Task item →
Copy every record that follows, word for word.

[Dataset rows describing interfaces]
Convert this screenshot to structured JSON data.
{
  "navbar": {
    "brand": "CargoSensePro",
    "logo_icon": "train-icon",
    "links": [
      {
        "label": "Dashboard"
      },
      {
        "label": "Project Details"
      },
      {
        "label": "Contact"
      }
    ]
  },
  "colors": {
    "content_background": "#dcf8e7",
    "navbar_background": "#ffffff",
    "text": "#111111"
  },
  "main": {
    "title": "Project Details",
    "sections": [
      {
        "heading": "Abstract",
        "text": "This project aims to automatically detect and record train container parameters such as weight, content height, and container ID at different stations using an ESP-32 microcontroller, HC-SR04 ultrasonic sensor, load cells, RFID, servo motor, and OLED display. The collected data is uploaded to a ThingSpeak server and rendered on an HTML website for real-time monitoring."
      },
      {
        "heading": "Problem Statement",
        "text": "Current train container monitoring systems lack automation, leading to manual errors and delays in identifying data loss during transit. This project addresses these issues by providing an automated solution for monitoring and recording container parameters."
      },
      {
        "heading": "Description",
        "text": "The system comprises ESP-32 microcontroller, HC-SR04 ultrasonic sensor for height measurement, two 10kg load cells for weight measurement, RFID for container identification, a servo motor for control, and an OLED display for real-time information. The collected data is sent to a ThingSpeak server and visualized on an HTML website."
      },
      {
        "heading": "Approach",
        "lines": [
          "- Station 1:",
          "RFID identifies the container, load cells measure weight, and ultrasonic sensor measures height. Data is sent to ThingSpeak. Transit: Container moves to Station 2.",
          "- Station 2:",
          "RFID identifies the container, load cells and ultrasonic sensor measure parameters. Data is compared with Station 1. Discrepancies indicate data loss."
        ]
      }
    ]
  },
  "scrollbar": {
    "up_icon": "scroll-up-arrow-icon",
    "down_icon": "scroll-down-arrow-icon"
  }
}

Worked solution →
Convert this screenshot to structured JSON data.
{
  "navbar": {
    "brand": "CargoSensePro",
    "logo_icon": "train-icon",
    "links": [
      {
        "label": "Dashboard"
      },
      {
        "label": "Project Details"
      },
      {
        "label": "Contact"
      }
    ]
  },
  "colors": {
    "content_background": "#dcf8e7",
    "navbar_background": "#ffffff",
    "text": "#111111"
  },
  "main": {
    "title": "Project Details",
    "sections": [
      {
        "heading": "Abstract",
        "text": "This project aims to automatically detect and record train container parameters such as weight, content height, and container ID at different stations using an ESP-32 microcontroller, HC-SR04 ultrasonic sensor, load cells, RFID, servo motor, and OLED display. The collected data is uploaded to a ThingSpeak server and rendered on an HTML website for real-time monitoring."
      },
      {
        "heading": "Problem Statement",
        "text": "Current train container monitoring systems lack automation, leading to manual errors and delays in identifying data loss during transit. This project addresses these issues by providing an automated solution for monitoring and recording container parameters."
      },
      {
        "heading": "Description",
        "text": "The system comprises ESP-32 microcontroller, HC-SR04 ultrasonic sensor for height measurement, two 10kg load cells for weight measurement, RFID for container identification, a servo motor for control, and an OLED display for real-time information. The collected data is sent to a ThingSpeak server and visualized on an HTML website."
      },
      {
        "heading": "Approach",
        "lines": [
          "- Station 1:",
          "RFID identifies the container, load cells measure weight, and ultrasonic sensor measures height. Data is sent to ThingSpeak. Transit: Container moves to Station 2.",
          "- Station 2:",
          "RFID identifies the container, load cells and ultrasonic sensor measure parameters. Data is compared with Station 1. Discrepancies indicate data loss."
        ]
      }
    ]
  },
  "scrollbar": {
    "up_icon": "scroll-up-arrow-icon",
    "down_icon": "scroll-down-arrow-icon"
  }
}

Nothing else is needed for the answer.